The above post by my friend Henry Gee is about whether it is best to write to please oneself, or to please others. Henry writes about an author who has published many books and stories, all in print, but who cannot now find a publisher for his new work. What hope for the rest of us, wonders Henry? "I think that with very few exceptions, the only people who can get their books published have to fulfil at least two of the following criteria:
1. They are well-known for something other than authorship, especially if that activity is ephemeral (sports ‘personality’, pop star, politician);
2. They have appeared on TV in any capacity whatsoever (TV presenter, contestant on reality show, pundit);
3. They are very good-looking;
4. They are under 25.
One can only check off these boxes to see what happens. For me, the results look like this;
1. Does being an editor at Nature count?
2. I’ve been a guest on Newsnight with Jeremy Paxman, so that’s probably far too worthwhile;
3. My daughters think I’m terribly handsome, but they are only small and to them I’m a superstar. To the rest of the world I look like the results of a collision between a number-nine bus and a stegosaurus, especially if compared with Myleene Klass, or even Alan Titchmarsh;

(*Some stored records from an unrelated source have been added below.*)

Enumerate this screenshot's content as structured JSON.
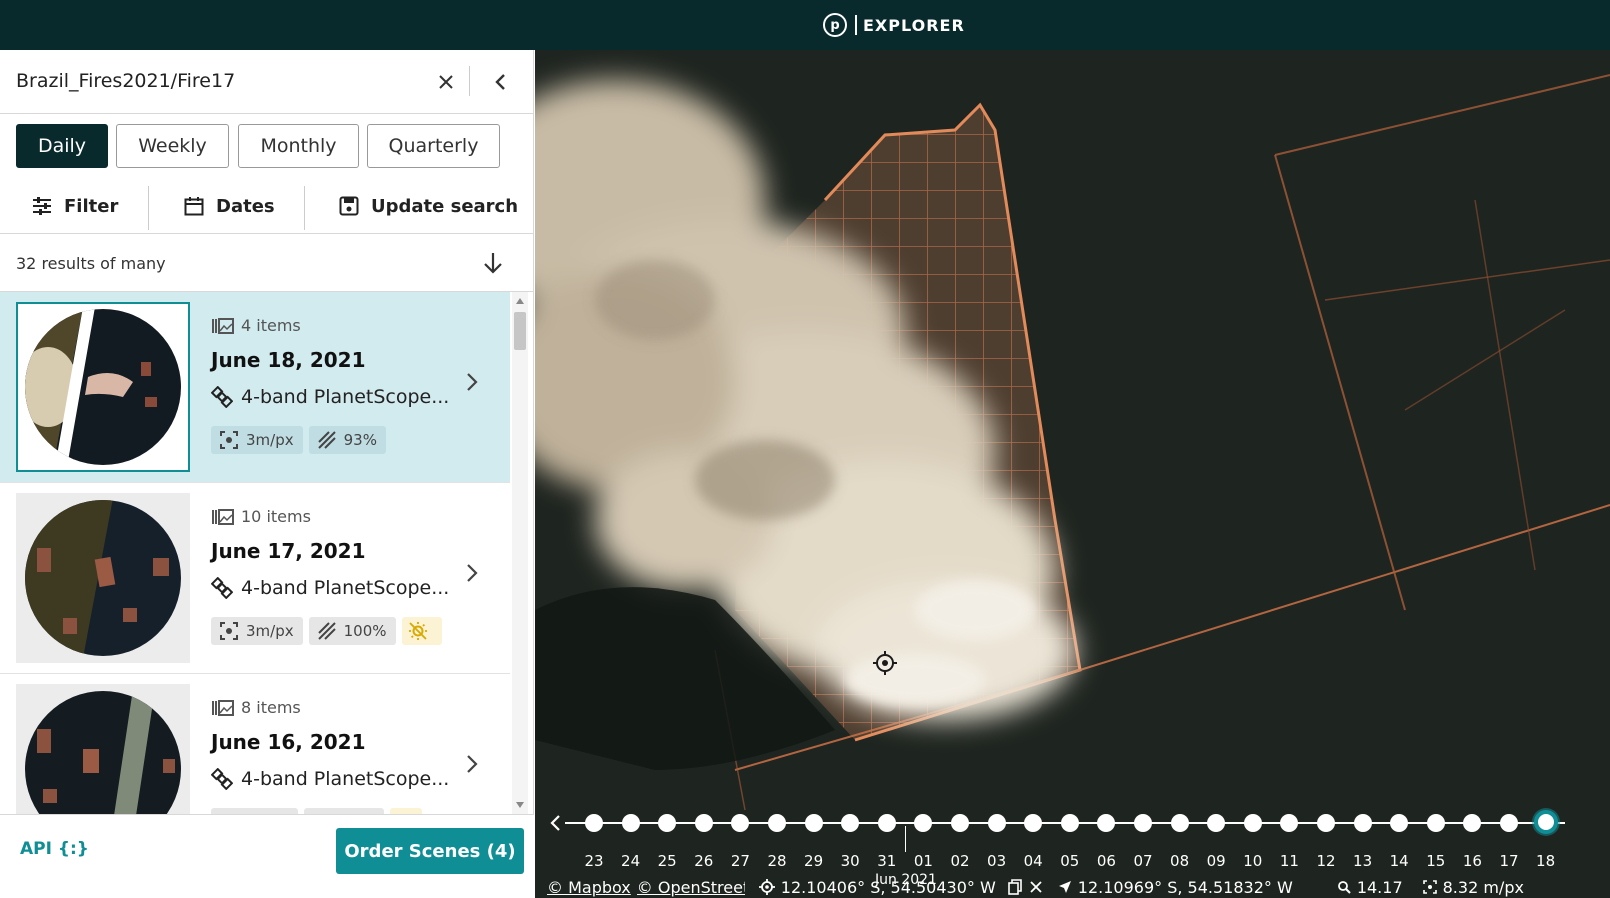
{
  "header": {
    "logo_letter": "p",
    "title": "EXPLORER"
  },
  "search": {
    "query": "Brazil_Fires2021/Fire17"
  },
  "periods": [
    "Daily",
    "Weekly",
    "Monthly",
    "Quarterly"
  ],
  "active_period": "Daily",
  "actions": {
    "filter": "Filter",
    "dates": "Dates",
    "update": "Update search"
  },
  "results": {
    "count_text": "32 results of many"
  },
  "cards": [
    {
      "items": "4 items",
      "date": "June 18, 2021",
      "product": "4-band PlanetScope...",
      "resolution": "3m/px",
      "coverage": "93%",
      "sun_icon": false,
      "selected": true
    },
    {
      "items": "10 items",
      "date": "June 17, 2021",
      "product": "4-band PlanetScope...",
      "resolution": "3m/px",
      "coverage": "100%",
      "sun_icon": true,
      "selected": false
    },
    {
      "items": "8 items",
      "date": "June 16, 2021",
      "product": "4-band PlanetScope...",
      "resolution": "",
      "coverage": "",
      "sun_icon": true,
      "selected": false
    }
  ],
  "footer": {
    "api": "API {:}",
    "order": "Order Scenes (4)"
  },
  "timeline": {
    "month_label": "Jun 2021",
    "days": [
      "23",
      "24",
      "25",
      "26",
      "27",
      "28",
      "29",
      "30",
      "31",
      "01",
      "02",
      "03",
      "04",
      "05",
      "06",
      "07",
      "08",
      "09",
      "10",
      "11",
      "12",
      "13",
      "14",
      "15",
      "16",
      "17",
      "18"
    ],
    "active_day": "18"
  },
  "status": {
    "mapbox": "© Mapbox",
    "osm": "© OpenStreetM",
    "center_coords": "12.10406° S, 54.50430° W",
    "cursor_coords": "12.10969° S, 54.51832° W",
    "zoom": "14.17",
    "resolution": "8.32 m/px"
  },
  "colors": {
    "header_bg": "#082a2c",
    "accent": "#0f8e96",
    "selected_bg": "#d2ebef"
  }
}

4. I am indeed approaching 25, although from the wrong direction."
Read the rest of Henry’s post for reader statistics, some publishing initiatives and for his views on POD (print on demand). As Henry points out, POD is becoming "less sneered at" and, via his back of envelope calculation, perhaps even not so bad financially either.
An update on the much-discussed Espresso machine is here, on O’Reilly Radar, together with various comments on its practical usefulness for printing and, crucially, distribution.